* WORK INSTRUCTIONS *
Scan the records for "rest". Report each line that includes it.

* INFORMATION SUPPLIED *
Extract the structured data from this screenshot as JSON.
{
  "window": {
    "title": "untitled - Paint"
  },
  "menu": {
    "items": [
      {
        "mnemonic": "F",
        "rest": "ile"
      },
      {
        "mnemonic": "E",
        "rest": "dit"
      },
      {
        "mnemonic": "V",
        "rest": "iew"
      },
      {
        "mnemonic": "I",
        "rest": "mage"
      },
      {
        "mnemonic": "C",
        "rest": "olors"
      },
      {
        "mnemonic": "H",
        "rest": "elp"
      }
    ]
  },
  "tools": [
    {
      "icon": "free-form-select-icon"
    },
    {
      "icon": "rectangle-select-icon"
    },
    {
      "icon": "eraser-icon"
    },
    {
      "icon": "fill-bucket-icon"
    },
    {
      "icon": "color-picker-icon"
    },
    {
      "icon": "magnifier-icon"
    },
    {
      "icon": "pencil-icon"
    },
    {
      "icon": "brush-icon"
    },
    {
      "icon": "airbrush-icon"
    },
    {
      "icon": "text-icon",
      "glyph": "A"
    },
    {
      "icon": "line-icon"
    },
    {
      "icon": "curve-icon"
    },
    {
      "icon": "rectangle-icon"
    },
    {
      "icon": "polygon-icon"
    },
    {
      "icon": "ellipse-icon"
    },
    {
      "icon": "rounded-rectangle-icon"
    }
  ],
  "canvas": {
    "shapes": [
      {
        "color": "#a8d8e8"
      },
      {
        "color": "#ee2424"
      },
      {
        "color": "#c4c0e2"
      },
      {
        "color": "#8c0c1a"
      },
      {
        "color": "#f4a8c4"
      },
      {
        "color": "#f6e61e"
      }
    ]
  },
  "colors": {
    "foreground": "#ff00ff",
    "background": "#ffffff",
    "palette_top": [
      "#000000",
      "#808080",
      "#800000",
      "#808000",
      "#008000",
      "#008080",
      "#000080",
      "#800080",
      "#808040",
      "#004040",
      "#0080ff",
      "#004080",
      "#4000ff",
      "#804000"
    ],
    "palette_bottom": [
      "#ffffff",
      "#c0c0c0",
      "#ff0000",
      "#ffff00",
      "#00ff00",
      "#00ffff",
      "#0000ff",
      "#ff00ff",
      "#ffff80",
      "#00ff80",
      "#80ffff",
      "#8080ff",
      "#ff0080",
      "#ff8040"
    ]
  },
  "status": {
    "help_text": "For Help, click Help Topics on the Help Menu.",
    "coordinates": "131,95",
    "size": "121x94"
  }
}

* ANSWER AREA *
        "rest": "ile"
        "rest": "dit"
        "rest": "iew"
        "rest": "mage"
        "rest": "olors"
        "rest": "elp"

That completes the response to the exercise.